#3 Leverage referrals and reviews
With referral programs, testimonials, and review forms, you can encourage your existing customers to share positive information about your brand. Word-of-mouth marketing is powerful and can go a long way in attracting new customers for your business. In fact, 91% of B2B purchasers’ buying decisions are influenced by some form of word-of-mouth.
#4 Focus on customer retention
Existing customers make significantly larger purchases than newly-acquired ones. So, when existing customers churn out, it can be a blow to your revenue.
If you have high churn rates, you may be tempted to look for more new ones and energize your customer acquisition efforts in an attempt to make up for the loss. However, a better approach is to focus on your existing customers. Why? Well, they are more likely to buy from you again and spend more than new customers. Besides, customer retention is five times less expensive than customer acquisition.
So, your customer acquisition and retention strategies should complement each other. Instead of treating them as separate tasks, focus on delivering exceptional customer service to both new and existing customers. And once you acquire new customers, continue to delight them and keep them engaged to prevent customer churn.

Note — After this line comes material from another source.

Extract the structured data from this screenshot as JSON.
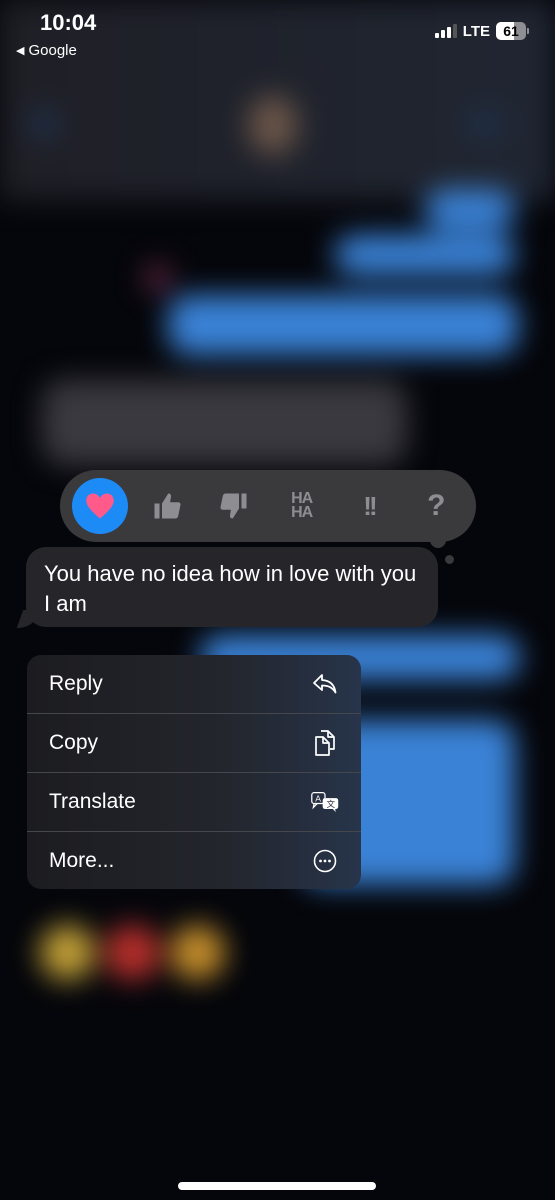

Revamp Your Customer Acquisition Strategy
To create a successful B2B customer acquisition strategy, make sure you plan for the long run. Remember to diversify your acquisition channels, and optimize CAC based on low-cost/high-yield channels. But, most importantly, focus on preventing customer churn by knitting your acquisition and retention strategies together and delivering exceptional customer experience.